Only the number is needed: how many lines in the entries below contain the string "JSON"?

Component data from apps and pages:
####
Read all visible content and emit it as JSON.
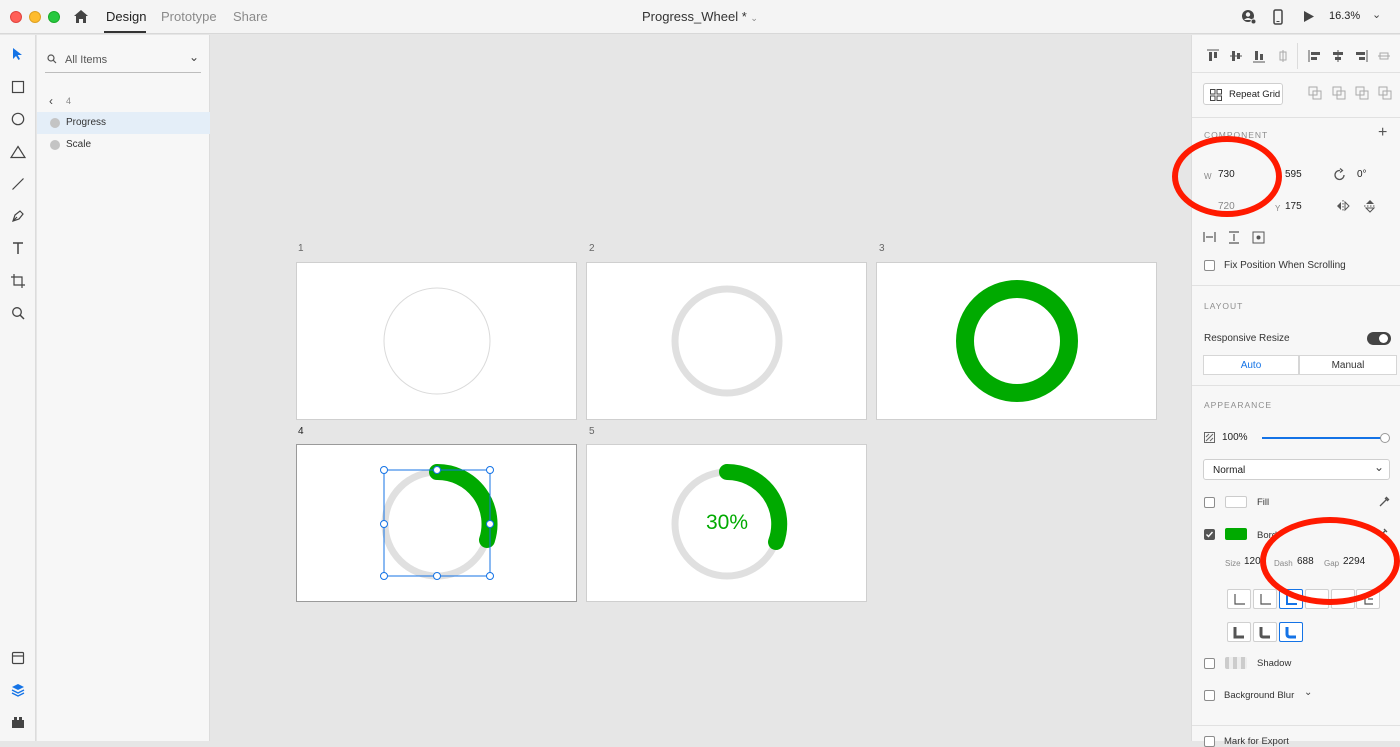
{
  "titlebar": {
    "tabs": [
      "Design",
      "Prototype",
      "Share"
    ],
    "doc_title": "Progress_Wheel *",
    "zoom": "16.3%"
  },
  "layers": {
    "search_placeholder": "All Items",
    "back_label": "4",
    "items": [
      "Progress",
      "Scale"
    ]
  },
  "artboards": [
    {
      "label": "1"
    },
    {
      "label": "2"
    },
    {
      "label": "3"
    },
    {
      "label": "4"
    },
    {
      "label": "5",
      "progress_text": "30%"
    }
  ],
  "inspector": {
    "repeat_grid": "Repeat Grid",
    "component_title": "COMPONENT",
    "w_label": "W",
    "w_value": "730",
    "h_value": "595",
    "rotation_value": "0°",
    "x_value": "720",
    "y_label": "Y",
    "y_value": "175",
    "fix_position": "Fix Position When Scrolling",
    "layout_title": "LAYOUT",
    "responsive_resize": "Responsive Resize",
    "seg_auto": "Auto",
    "seg_manual": "Manual",
    "appearance_title": "APPEARANCE",
    "opacity": "100%",
    "opacity_level": 1.0,
    "blend_mode": "Normal",
    "fill_label": "Fill",
    "border_label": "Bord",
    "size_label": "Size",
    "size_value": "120",
    "dash_label": "Dash",
    "dash_value": "688",
    "gap_label": "Gap",
    "gap_value": "2294",
    "shadow_label": "Shadow",
    "blur_label": "Background Blur",
    "export_label": "Mark for Export"
  },
  "colors": {
    "accent_blue": "#1473e6",
    "progress_green": "#00aa00",
    "track_gray": "#e0e0e0",
    "annotation_red": "#ff1a00"
  }
}
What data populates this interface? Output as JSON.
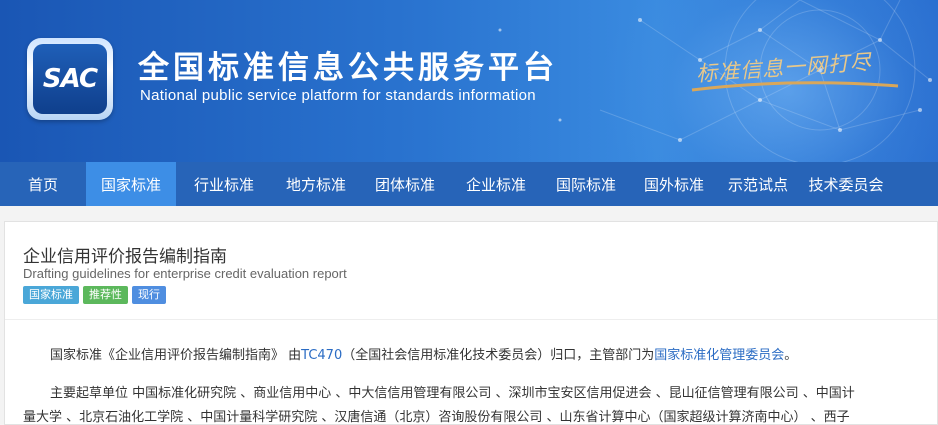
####
▶ **COMPLETED EXERCISE**: 2